Constantly having to bend down and retie your shoelaces is annoying. It’s annoying. But it’s also pretty unavoidable: unless you tie your laces SUPER TIGHT or wear, like, slip-ons, at some point you are going to have to stop and do your lace up or, worse, trip over your lace like a nerd.
It’s alright, though – scientists have finally discovered why it happens so often.
When you walk or run in laced-up shoes, the “force of a foot striking the ground stretches and relaxes the knot”, while the swinging of the laces “acts on the ends”. It’s the combination of the two – at about 7g of acceleration – that causes your laces to come undone.
The team used a running machine and slow motion cameras to capture and study the act of a lace coming undone.
The research might not just be useful for people who are bored of constantly bending down to tie their laces, either: the team say understanding the physics of an undone shoelace could also apply to other structures that “fail under dynamic forces” like DNA.
“This is the first step toward understanding why certain knots are better than others, which no one has really done,” said lead researcher Christopher Daily-Diamond.

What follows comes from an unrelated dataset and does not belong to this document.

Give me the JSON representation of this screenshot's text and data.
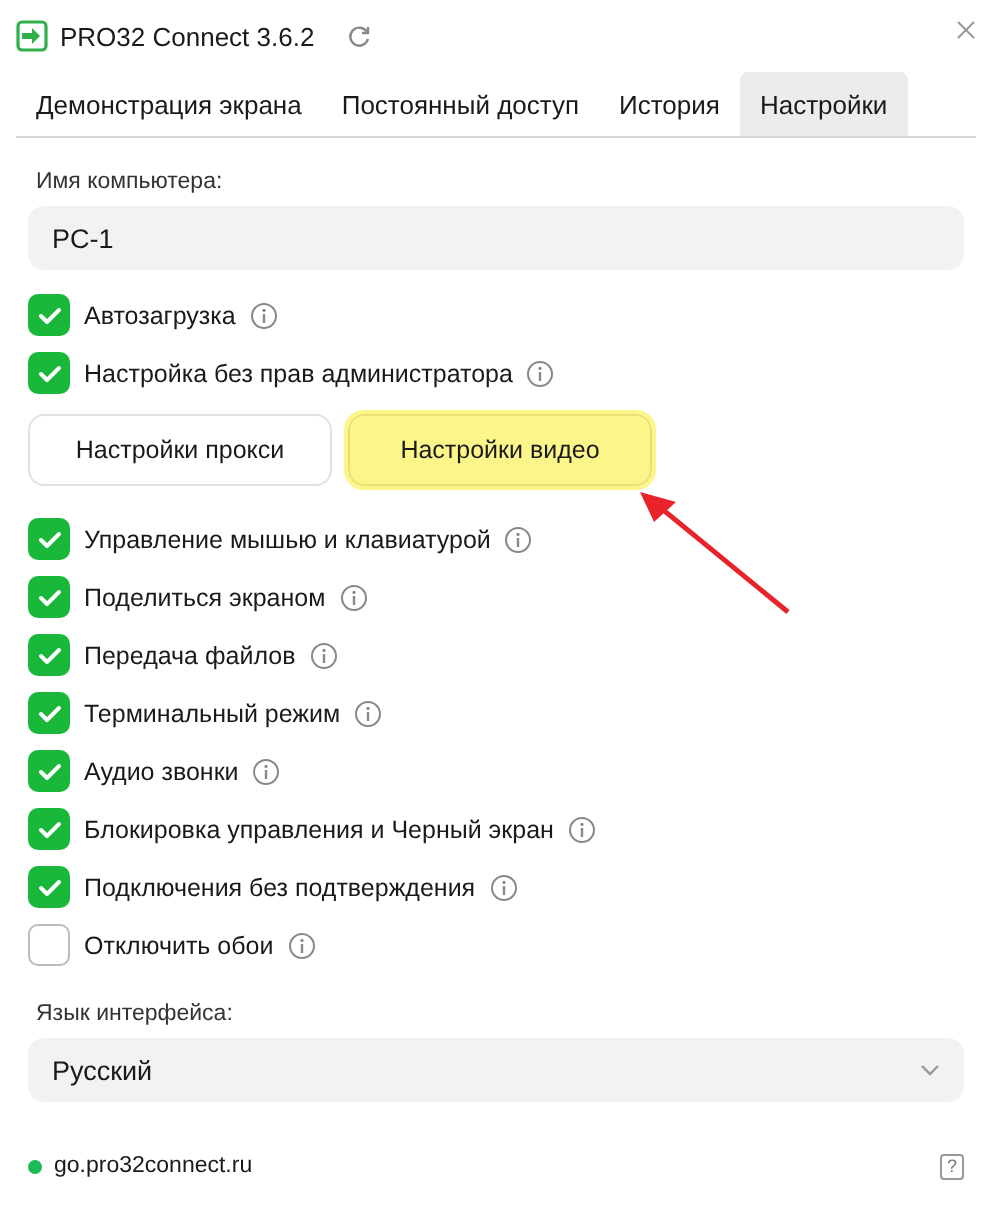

The team also has a few solutions. Tying a “better” knot is the first, and fairly obvious, solution – a knot that wraps the loose end around the loop is less likely to come undone. Or, Daily-Diamond told Motherboard, you can simply tuck your shoelaces in to your shoes. The only problem, he says?